Every year, thousands of people lose money to telephone scams — from a few dollars to their life savings.
Scammers will say anything to cheat people out of money.
Some seem very friendly — calling you by your first name, making small talk, and asking about your family.
If you get a call from someone you don’t know who is trying to sell you something you hadn’t planned to buy, say "No thanks." And, if they pressure you about giving up personal information — like your credit card or Social Security number — it’s likely a scam.
Hang up and report it to the Federal Trade Commission.
Often, scammers who operate by phone don’t want to give you time to think about their pitch; they just want you to say "yes." But some are so cunning that, even if you ask for more information, they seem happy to comply.
They may direct you to a website or otherwise send information featuring “satisfied customers.” These customers, known as shills, are likely as fake as their praise for the company.
Here are a few red flags to help you spot telemarketing scams.
If you hear a line that sounds like this, say "no, thank you," hang up, and file a complaint with the FTC: Register your home and mobile phone numbers with the National Do Not Call Registry.
This won’t stop all unsolicited calls, but it will stop most.
If your number is on the registry and you still get calls, they’re probably from scammers ignoring the law.

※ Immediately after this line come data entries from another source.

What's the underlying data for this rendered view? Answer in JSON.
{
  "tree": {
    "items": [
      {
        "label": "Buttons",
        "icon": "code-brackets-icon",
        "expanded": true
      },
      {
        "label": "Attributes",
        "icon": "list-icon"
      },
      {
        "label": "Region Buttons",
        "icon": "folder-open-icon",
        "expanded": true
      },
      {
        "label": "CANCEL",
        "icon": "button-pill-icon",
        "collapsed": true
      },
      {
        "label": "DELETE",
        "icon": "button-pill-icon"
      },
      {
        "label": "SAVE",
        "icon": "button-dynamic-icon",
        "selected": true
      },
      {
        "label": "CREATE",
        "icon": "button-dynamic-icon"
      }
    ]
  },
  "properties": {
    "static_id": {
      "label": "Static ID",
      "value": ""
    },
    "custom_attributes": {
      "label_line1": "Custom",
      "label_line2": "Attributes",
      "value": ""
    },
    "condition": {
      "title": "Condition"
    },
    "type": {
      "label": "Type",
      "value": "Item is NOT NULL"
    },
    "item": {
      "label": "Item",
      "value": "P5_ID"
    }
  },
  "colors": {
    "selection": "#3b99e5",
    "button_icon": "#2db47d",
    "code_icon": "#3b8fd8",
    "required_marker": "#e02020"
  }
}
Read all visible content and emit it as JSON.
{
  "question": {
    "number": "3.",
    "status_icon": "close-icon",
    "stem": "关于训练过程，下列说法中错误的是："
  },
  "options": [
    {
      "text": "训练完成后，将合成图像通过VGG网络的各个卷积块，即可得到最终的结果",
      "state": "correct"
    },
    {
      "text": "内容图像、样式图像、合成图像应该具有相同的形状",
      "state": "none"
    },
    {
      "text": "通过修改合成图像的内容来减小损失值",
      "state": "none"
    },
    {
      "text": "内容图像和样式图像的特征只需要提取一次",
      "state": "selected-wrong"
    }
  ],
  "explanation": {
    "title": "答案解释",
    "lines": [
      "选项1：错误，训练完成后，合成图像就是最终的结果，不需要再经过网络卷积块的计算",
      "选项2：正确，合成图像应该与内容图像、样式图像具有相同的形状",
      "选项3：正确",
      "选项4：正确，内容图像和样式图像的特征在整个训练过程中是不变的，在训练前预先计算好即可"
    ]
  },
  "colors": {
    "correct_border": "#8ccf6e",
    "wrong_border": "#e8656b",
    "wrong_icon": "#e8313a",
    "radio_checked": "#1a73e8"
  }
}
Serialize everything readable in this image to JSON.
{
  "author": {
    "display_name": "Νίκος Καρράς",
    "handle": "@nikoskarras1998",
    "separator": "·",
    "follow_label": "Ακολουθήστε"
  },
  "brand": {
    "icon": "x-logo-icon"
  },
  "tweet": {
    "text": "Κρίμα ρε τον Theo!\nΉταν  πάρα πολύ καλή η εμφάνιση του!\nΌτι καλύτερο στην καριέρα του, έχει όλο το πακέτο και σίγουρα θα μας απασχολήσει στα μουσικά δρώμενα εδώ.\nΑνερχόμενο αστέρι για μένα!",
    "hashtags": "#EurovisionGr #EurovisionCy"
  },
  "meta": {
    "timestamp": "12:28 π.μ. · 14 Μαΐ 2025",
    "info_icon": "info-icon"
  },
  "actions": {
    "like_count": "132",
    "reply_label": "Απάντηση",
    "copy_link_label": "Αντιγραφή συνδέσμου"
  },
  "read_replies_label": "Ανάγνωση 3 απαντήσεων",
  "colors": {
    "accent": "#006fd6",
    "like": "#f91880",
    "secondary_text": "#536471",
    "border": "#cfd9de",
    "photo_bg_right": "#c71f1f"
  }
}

Scammers use exaggerated — or even fake — prizes, products or services as bait.
Some may call you, but others will use mail, texts, or ads to get you to call them for more details.